Archive for the ‘JavaScript’ Category

Drop-in fix for ‘placeholder’ attribute of input tags in Internet Explorer (even IE9)

Sunday, April 1st, 2012

I’ve been using this drop-in replacement for adding the placeholder support for some time now, but now I noticed that it doesn’t work as expected in IE9. What is worse is that it creates problems: while the placeholder functionality works as advertised, it touches inputs that have no placeholder attribute set and creates all sort of havoc. (In my case users could not log in because the script removed the username from forms just because that input did not have it’s placeholder attribute set.)

Nevertheless, here is the revised version that does work as expected even in IE9: (still requires jQuery)

jQuery(function() {
	jQuery.support.placeholder = false;
	test = document.createElement('input');
	if('placeholder' in test) jQuery.support.placeholder = true;
});
 
$(function() {
	if(!$.support.placeholder) { 
		var active = document.activeElement;
		$(':text').focus(function () {
			if (($(this).attr('placeholder') != "") 
			&& ($(this).val() == $(this).attr('placeholder'))) {
				$(this).val('').removeClass('hasPlaceholder');
			}
		}).blur(function () {
			if (($(this).attr('placeholder') != "") 
			&& (typeof ($(this).attr('placeholder')) == 'string') 
			&& ($(this).val() == "" || $(this).val() == $(this).attr('placeholder'))) {
				$(this).val($(this).attr('placeholder')).addClass('hasPlaceholder');
			}
		});
		$(':text').blur();
		$(active).focus();
		$('form').submit(function () {
			$(this).find('.hasPlaceholder').each(function() { $(this).val(''); });
		});
	}
});

Embedding a scripting language in your own C++ programs

Wednesday, October 13th, 2010

One of my current projects has gained the critical mass complexity that can justify an embedding of a scripting language, so that some parts of the projects can be flexibly scripted instead of being hardcoded into the C++ code and thus require a time-consuming compilation every time anything changes.

After reading a little about this, I found out that there are a lot of options, and most of them are really easy!

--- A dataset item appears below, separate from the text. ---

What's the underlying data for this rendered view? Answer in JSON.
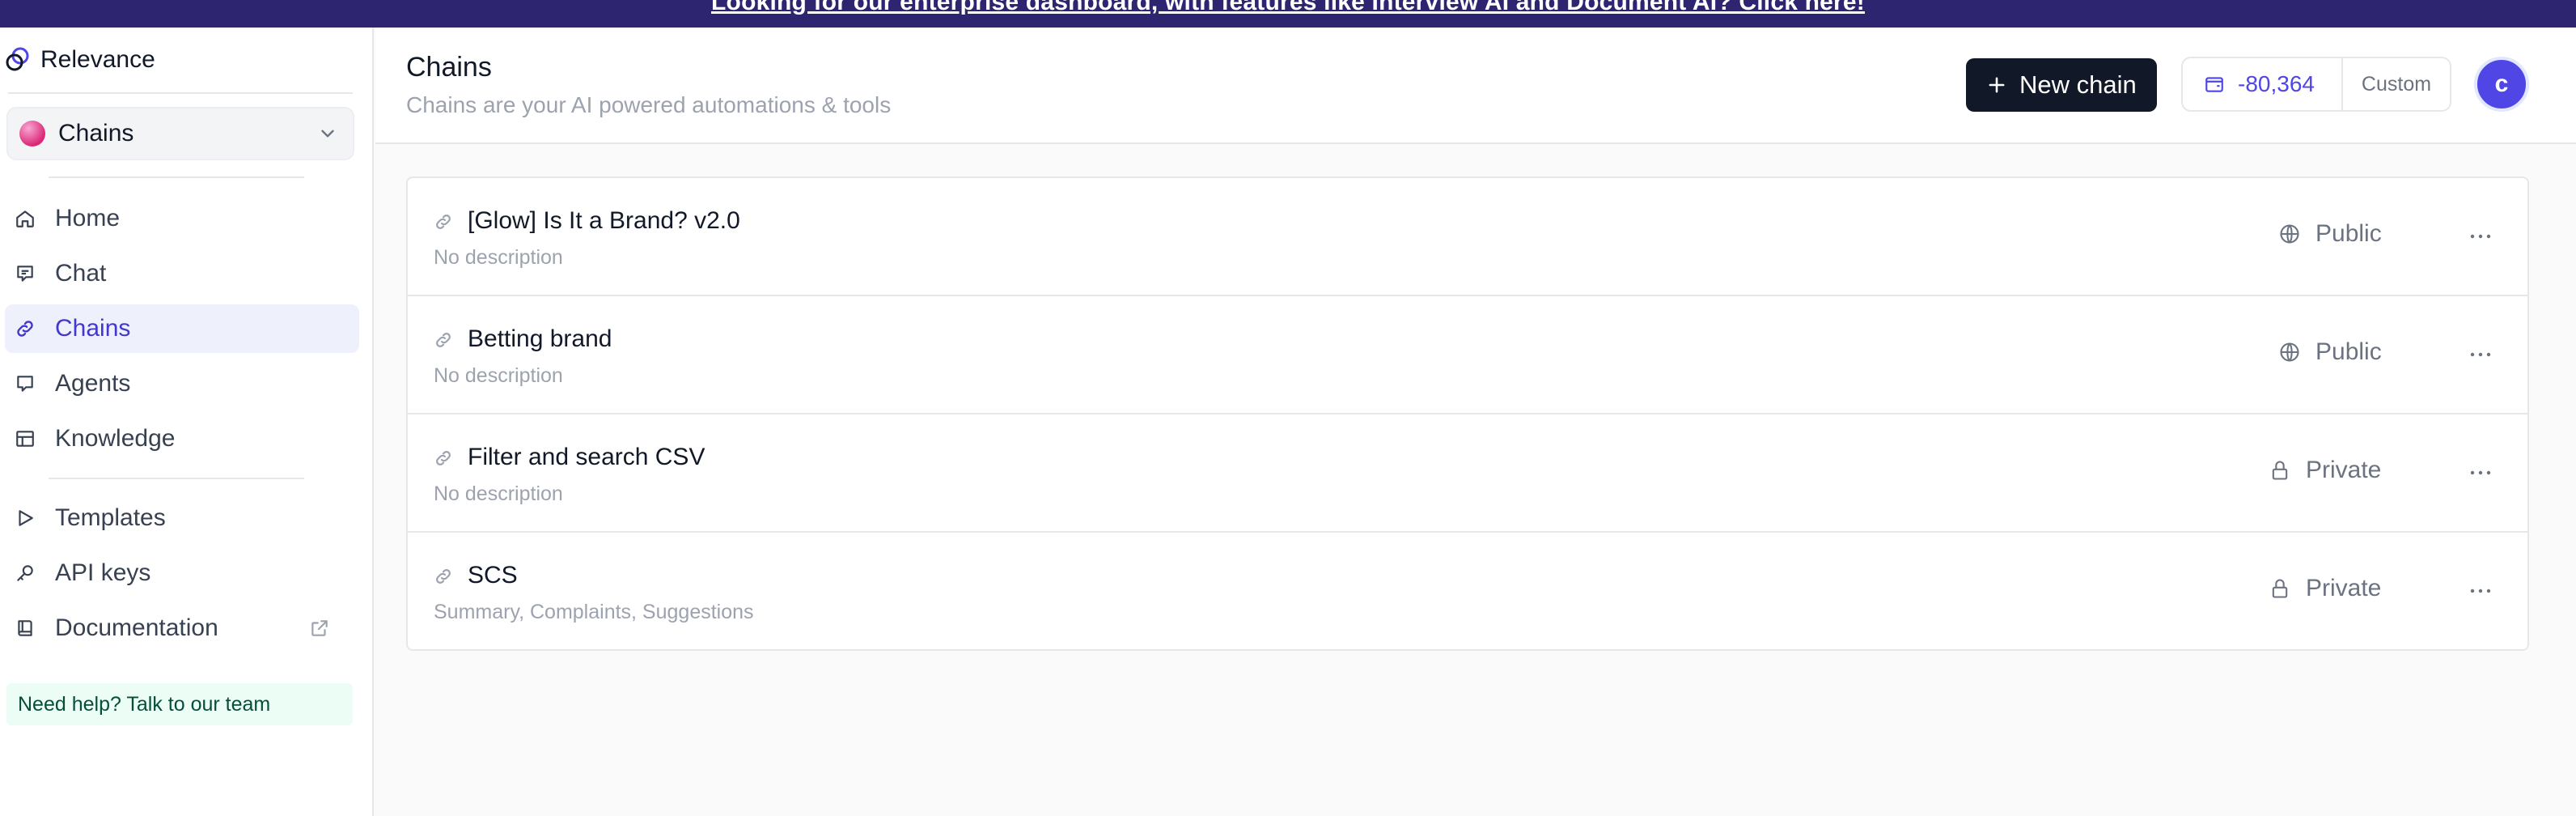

My first idea was to have two different programs, one in C++ and the other one in PHP (but any other multipurpose script language would suffice), and make them communicate with each other. The best choice for communication would the TCP/IP sockets, and interface could be coded pretty easily. Each function that needed to be exported, could easily be mapped through the network code. Two different programs could even be located on different machines and easily connect through the net.

This solution is possible, and is not that bad actually, but it can get pretty annoying to have two different programs to run and maintain.

So there I came upon the Real solution.

The two script embedding options I liked the most were Lua and JavaScript engine spidermonkey.

Lua is an opensource scripting language, which is very easy to embed and is being used worldwide mostly in games to script the gaming logic. It’s biggest advantage is the speed. By checking different benchmarks, I found out that lua code can be just around 30 times slower than c++ code, which is VERY fast for a scripting language. (For comparison, php is like 300-400 times slower, perl is something like 100-300 times, and Java approx. 10 times).

With this speed, some pretty complex calculations could be easily done in lua, instead of being hardcoded. The other advantage is that lua is semantically extensible, which means that it has very few features out of the box, but you could easily implement almost any paradigm or design pattern, whichever is most suitable for your application.

For example, there are no classes in their usual meaning in lua, they are instead “implemented” in code. When using lua, you are not only writing programs, but also sort of create your own language as you go.

As for embedding, with a small additional opensource library (of mostly macros) Luabind, binding functions and classes of your c++ program to lua becomes a piece of cake. It almost comes down to 1 extra line of code per mapped function, really smooth.

The second option I am considering is JavaScript spidermonkey, which is an embeddable JavaScript engine from Mozilla.

It would be great to have JavaScript in my project, since it’s awesomely flexible, wide-spread and very easy to code in, having a common syntax. Also, for most web developers, JavaScript is a language where you know every class and every function already.

The downside is the speed (approx. 300-400 times slower than native) and the complexity. Also, since the language itself is much more complex than barebone lua, embedding it to applications and mapping functions and classes from c++ can sometimes be tricky and bloated with type conversions and argument checks.

So this seems to be the pro way to do it, so that’s what I am gonna do.  (This time it’s gonna be lua but I am eager to try the spidermonkey some time also).

PS. It’s a pity I have overlooked this at first, but apparently, boost (which you should use most of the time anyway, cz its awesome) has built-in python bindings which work almost as easy (sometimes even easier) than luabind. So that’s a great alternative also, especially if you are a python fan.